Rashi explains that Avraham’s actions were particularly meritorious, for he did not want to benefit from stolen property. The Maharsha questions the claim that this was stolen property, for halachically the spoils of war are the legal possession of the victor.
Although Avraham was legally entitled to the spoils, it is clear that this was not the king of Sodom’s perception. The mere fact that he offered to divide the bounty with Avraham implies that he felt he had rights over these possessions, and that he was making a magnanimous gesture. What the Sages find meritorious in Avraham’s actions is the fact that he dealt with the king of Sodom within the context of the king’s perception. According to the king’s perception, if Avraham were to take everything by force, he would be a gazlan, a thief. As Hashem’s representative, Avraham could not allow for the perception that he had either stolen his fortune or that the money had been given to him as a mortal’s magnanimous act, for this would detract from Hashem’s honor. Avraham showed that in order to protect Hashem’s honor, he was willing to deal with people based upon the reality which they had created for themselves, even though the basis for their position was unfounded.
This characteristic is rewarded with Tzitzis and Tefillin for the following reason: The same section in the Talmud that teaches that Avraham was rewarded with the mitzva of Tefillin, explains that when a Jew wears Tefillin, he instills awe in all who see him. This is not because they fear the person himself, rather they sense the presence of a Higher Authority who is being represented by this individual. We could compare this to a policeman who wears a badge; one does not fear the man himself, rather the institution which he represents. Tefillin are the badge that represents Hashem’s presence. It is interesting to note that the Tefillin are worn on areas generally designated for displaying a badge, the sleeve and the cap. Concerning Tzitzis, the Talmud teaches a similar concept. A Jew wearing Tzitzis is akin to a slave who wears the insignia of his master on his garment.

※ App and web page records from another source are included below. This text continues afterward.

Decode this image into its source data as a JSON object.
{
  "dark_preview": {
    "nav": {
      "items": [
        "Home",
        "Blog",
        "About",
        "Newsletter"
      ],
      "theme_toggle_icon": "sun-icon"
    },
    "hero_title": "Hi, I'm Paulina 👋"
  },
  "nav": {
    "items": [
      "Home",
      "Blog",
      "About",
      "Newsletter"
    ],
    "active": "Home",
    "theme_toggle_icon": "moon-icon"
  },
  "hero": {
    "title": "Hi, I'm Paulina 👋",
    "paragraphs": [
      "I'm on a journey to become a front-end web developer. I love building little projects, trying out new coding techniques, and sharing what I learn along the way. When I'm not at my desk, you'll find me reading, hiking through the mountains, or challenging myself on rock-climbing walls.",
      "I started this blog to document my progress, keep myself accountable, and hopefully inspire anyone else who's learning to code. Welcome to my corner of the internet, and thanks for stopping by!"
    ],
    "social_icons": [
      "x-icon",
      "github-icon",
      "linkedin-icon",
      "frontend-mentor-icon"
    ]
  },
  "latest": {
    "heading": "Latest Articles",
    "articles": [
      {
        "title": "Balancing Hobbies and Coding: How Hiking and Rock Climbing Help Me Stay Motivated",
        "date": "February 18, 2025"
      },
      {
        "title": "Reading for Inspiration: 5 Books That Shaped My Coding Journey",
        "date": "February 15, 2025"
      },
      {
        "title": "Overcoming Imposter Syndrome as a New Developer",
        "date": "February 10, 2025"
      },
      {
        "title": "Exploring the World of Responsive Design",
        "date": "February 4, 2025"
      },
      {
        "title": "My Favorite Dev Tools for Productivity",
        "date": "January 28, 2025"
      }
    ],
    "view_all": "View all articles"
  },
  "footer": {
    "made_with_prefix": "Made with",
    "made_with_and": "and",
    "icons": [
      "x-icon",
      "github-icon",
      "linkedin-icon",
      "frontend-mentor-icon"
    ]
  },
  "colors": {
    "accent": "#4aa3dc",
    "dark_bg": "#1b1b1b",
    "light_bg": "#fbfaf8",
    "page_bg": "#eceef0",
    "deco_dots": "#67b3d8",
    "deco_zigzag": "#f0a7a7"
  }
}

These two mitzvos reflect the Jew’s designation as Hashem’s representative and facilitate the perception of Hashem’s presence in this world.
Avraham showed the ability to accept someone else’s perception of reality. Therefore, he was a fitting candidate for the precepts which allow Hashem’s presence to be perceived. The reason is as follows: Egocentricity prevents a person from seeing a differing point of view. Avraham displayed a complete lack of egocentricity, which is the cornerstone for the acceptance of Hashem. All too often we require that others live within our reality, especially if we consider their position to be incorrect. Although it meant giving up that which was rightly his, Avraham dealt with the king of Sodom within the king’s own reality, in order to preserve Hashem’s honor in this world.
7.See Tosfos Menachos 43b